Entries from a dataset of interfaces
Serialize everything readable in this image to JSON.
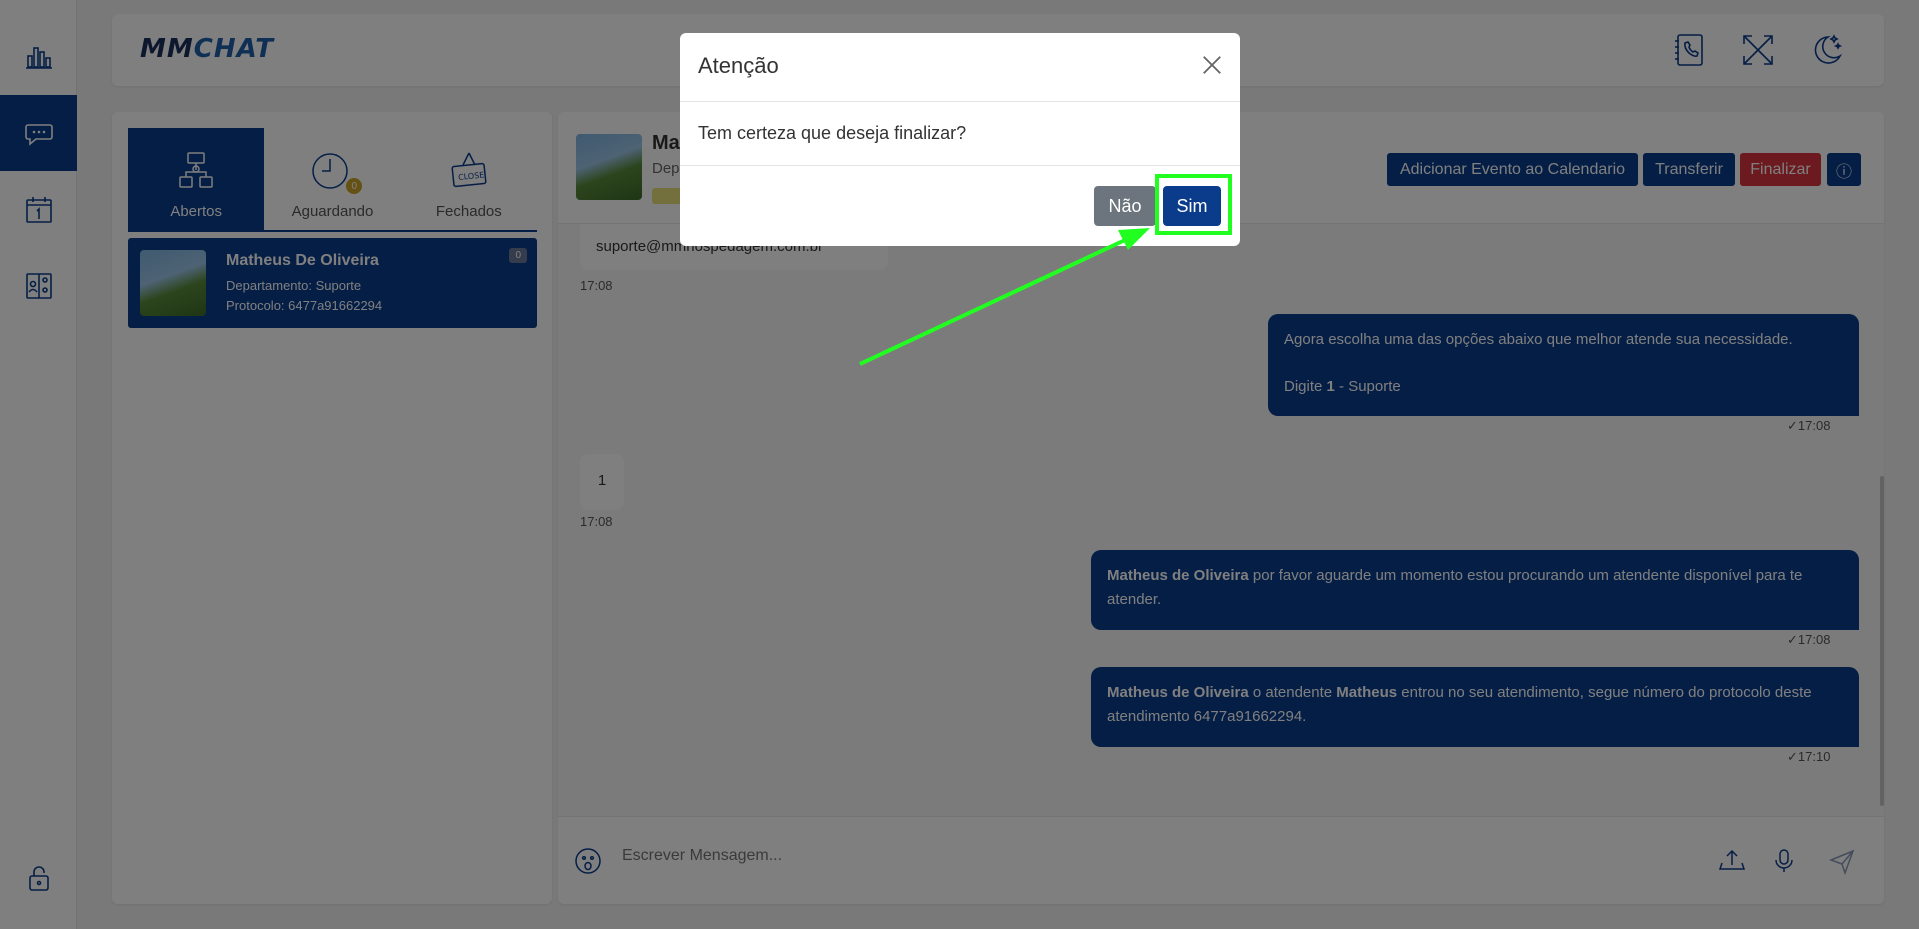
{
  "app": {
    "logo_mm": "MM",
    "logo_chat": "CHAT"
  },
  "rail": {
    "items": [
      "dashboard",
      "chat",
      "calendar",
      "contacts"
    ],
    "active": "chat"
  },
  "tabs": [
    {
      "label": "Abertos",
      "active": true
    },
    {
      "label": "Aguardando",
      "badge": "0",
      "active": false
    },
    {
      "label": "Fechados",
      "icon_text": "CLOSE",
      "active": false
    }
  ],
  "conversation": {
    "name": "Matheus De Oliveira",
    "department": "Departamento: Suporte",
    "protocol": "Protocolo: 6477a91662294",
    "count": "0"
  },
  "chat_header": {
    "name_partial": "Ma",
    "dept_partial": "Dep",
    "buttons": {
      "add_event": "Adicionar Evento ao Calendario",
      "transfer": "Transferir",
      "finish": "Finalizar",
      "info": "ⓘ"
    }
  },
  "messages": [
    {
      "dir": "in",
      "text": "suporte@mmhospedagem.com.br",
      "time": "17:08"
    },
    {
      "dir": "out",
      "line1": "Agora escolha uma das opções abaixo que melhor atende sua necessidade.",
      "line2_pre": "Digite ",
      "line2_bold": "1",
      "line2_post": " - Suporte",
      "time": "17:08"
    },
    {
      "dir": "in",
      "text": "1",
      "time": "17:08"
    },
    {
      "dir": "out",
      "bold1": "Matheus de Oliveira",
      "text1": " por favor aguarde um momento estou procurando um atendente disponível para te atender.",
      "time": "17:08"
    },
    {
      "dir": "out",
      "bold1": "Matheus de Oliveira",
      "text1": " o atendente ",
      "bold2": "Matheus",
      "text2": " entrou no seu atendimento, segue número do protocolo deste atendimento 6477a91662294.",
      "time": "17:10"
    }
  ],
  "composer": {
    "placeholder": "Escrever Mensagem..."
  },
  "modal": {
    "title": "Atenção",
    "body": "Tem certeza que deseja finalizar?",
    "no_label": "Não",
    "yes_label": "Sim"
  },
  "colors": {
    "primary": "#0b3c8c",
    "danger": "#d9353f",
    "secondary": "#6c757d",
    "highlight": "#21ff21"
  }
}
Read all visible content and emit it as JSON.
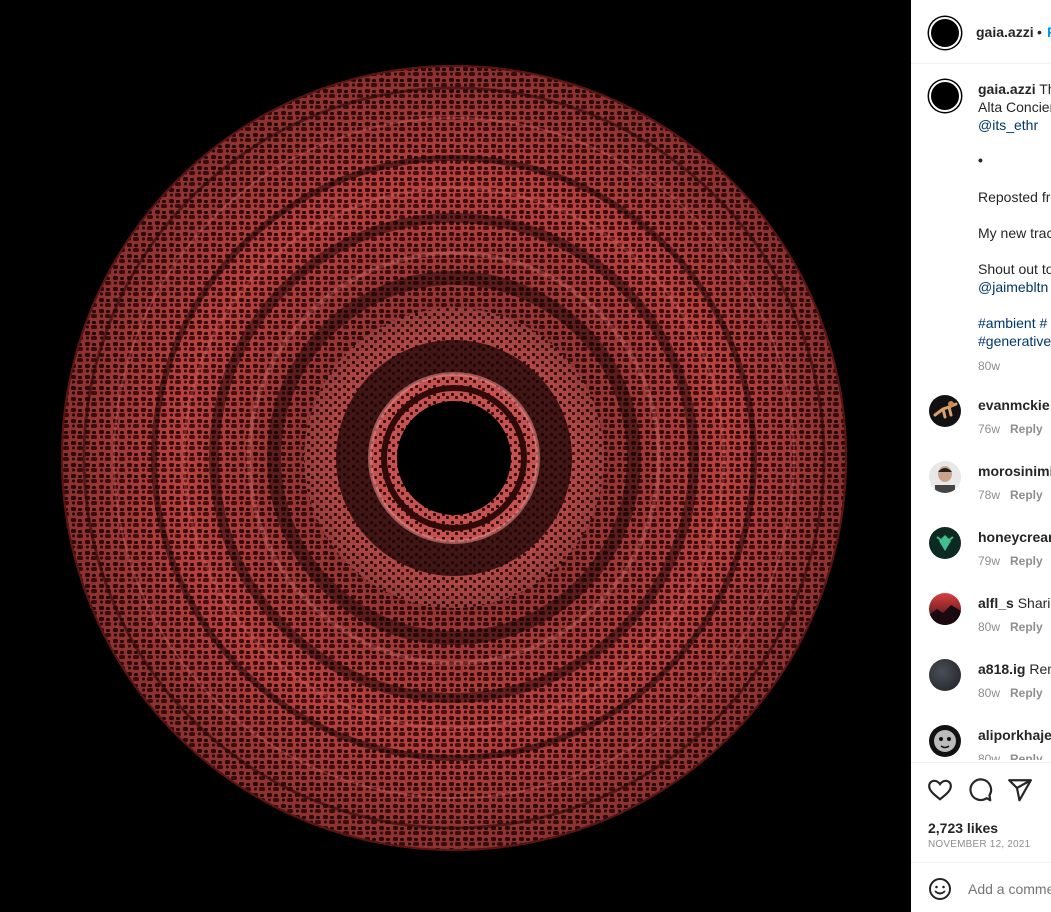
{
  "post": {
    "author": "gaia.azzi",
    "header_separator": "•",
    "follow_label": "F"
  },
  "caption": {
    "author": "gaia.azzi",
    "line1_text": "Th",
    "line2_text": "Alta Concier",
    "mention1": "@its_ethr",
    "dot": "•",
    "reposted": "Reposted fr",
    "new_track": "My new trac",
    "shout_out": "Shout out to",
    "mention2": "@jaimebltn",
    "hashtags_line1": "#ambient #",
    "hashtags_line2": "#generative",
    "time": "80w"
  },
  "comments": [
    {
      "user": "evanmckie",
      "text": "",
      "time": "76w",
      "reply": "Reply"
    },
    {
      "user": "morosinimi",
      "text": "",
      "time": "78w",
      "reply": "Reply"
    },
    {
      "user": "honeycrean",
      "text": "",
      "time": "79w",
      "reply": "Reply"
    },
    {
      "user": "alfl_s",
      "text": "Sharin",
      "time": "80w",
      "reply": "Reply"
    },
    {
      "user": "a818.ig",
      "text": "Rem",
      "time": "80w",
      "reply": "Reply"
    },
    {
      "user": "aliporkhaje",
      "text": "",
      "time": "80w",
      "reply": "Reply"
    }
  ],
  "actions": {
    "likes": "2,723 likes",
    "date": "NOVEMBER 12, 2021",
    "add_comment_placeholder": "Add a comment..."
  },
  "colors": {
    "disc": "#b8413f",
    "link": "#00376b",
    "follow": "#0095f6"
  },
  "icons": [
    "heart-icon",
    "comment-icon",
    "share-icon",
    "emoji-icon"
  ]
}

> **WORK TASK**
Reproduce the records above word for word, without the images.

> **TASK RESPONSE**
Serialize everything readable in this image to JSON.
{
  "app": {
    "logo_mm": "MM",
    "logo_chat": "CHAT"
  },
  "rail": {
    "items": [
      "dashboard",
      "chat",
      "calendar",
      "contacts"
    ],
    "active": "chat"
  },
  "tabs": [
    {
      "label": "Abertos",
      "active": true
    },
    {
      "label": "Aguardando",
      "badge": "0",
      "active": false
    },
    {
      "label": "Fechados",
      "icon_text": "CLOSE",
      "active": false
    }
  ],
  "conversation": {
    "name": "Matheus De Oliveira",
    "department": "Departamento: Suporte",
    "protocol": "Protocolo: 6477a91662294",
    "count": "0"
  },
  "chat_header": {
    "name_partial": "Ma",
    "dept_partial": "Dep",
    "buttons": {
      "add_event": "Adicionar Evento ao Calendario",
      "transfer": "Transferir",
      "finish": "Finalizar",
      "info": "ⓘ"
    }
  },
  "messages": [
    {
      "dir": "in",
      "text": "suporte@mmhospedagem.com.br",
      "time": "17:08"
    },
    {
      "dir": "out",
      "line1": "Agora escolha uma das opções abaixo que melhor atende sua necessidade.",
      "line2_pre": "Digite ",
      "line2_bold": "1",
      "line2_post": " - Suporte",
      "time": "17:08"
    },
    {
      "dir": "in",
      "text": "1",
      "time": "17:08"
    },
    {
      "dir": "out",
      "bold1": "Matheus de Oliveira",
      "text1": " por favor aguarde um momento estou procurando um atendente disponível para te atender.",
      "time": "17:08"
    },
    {
      "dir": "out",
      "bold1": "Matheus de Oliveira",
      "text1": " o atendente ",
      "bold2": "Matheus",
      "text2": " entrou no seu atendimento, segue número do protocolo deste atendimento 6477a91662294.",
      "time": "17:10"
    }
  ],
  "composer": {
    "placeholder": "Escrever Mensagem..."
  },
  "modal": {
    "title": "Atenção",
    "body": "Tem certeza que deseja finalizar?",
    "no_label": "Não",
    "yes_label": "Sim"
  },
  "colors": {
    "primary": "#0b3c8c",
    "danger": "#d9353f",
    "secondary": "#6c757d",
    "highlight": "#21ff21"
  }
}
Read all visible content and emit it as JSON.
{
  "post": {
    "author": "gaia.azzi",
    "header_separator": "•",
    "follow_label": "F"
  },
  "caption": {
    "author": "gaia.azzi",
    "line1_text": "Th",
    "line2_text": "Alta Concier",
    "mention1": "@its_ethr",
    "dot": "•",
    "reposted": "Reposted fr",
    "new_track": "My new trac",
    "shout_out": "Shout out to",
    "mention2": "@jaimebltn",
    "hashtags_line1": "#ambient #",
    "hashtags_line2": "#generative",
    "time": "80w"
  },
  "comments": [
    {
      "user": "evanmckie",
      "text": "",
      "time": "76w",
      "reply": "Reply"
    },
    {
      "user": "morosinimi",
      "text": "",
      "time": "78w",
      "reply": "Reply"
    },
    {
      "user": "honeycrean",
      "text": "",
      "time": "79w",
      "reply": "Reply"
    },
    {
      "user": "alfl_s",
      "text": "Sharin",
      "time": "80w",
      "reply": "Reply"
    },
    {
      "user": "a818.ig",
      "text": "Rem",
      "time": "80w",
      "reply": "Reply"
    },
    {
      "user": "aliporkhaje",
      "text": "",
      "time": "80w",
      "reply": "Reply"
    }
  ],
  "actions": {
    "likes": "2,723 likes",
    "date": "NOVEMBER 12, 2021",
    "add_comment_placeholder": "Add a comment..."
  },
  "colors": {
    "disc": "#b8413f",
    "link": "#00376b",
    "follow": "#0095f6"
  },
  "icons": [
    "heart-icon",
    "comment-icon",
    "share-icon",
    "emoji-icon"
  ]
}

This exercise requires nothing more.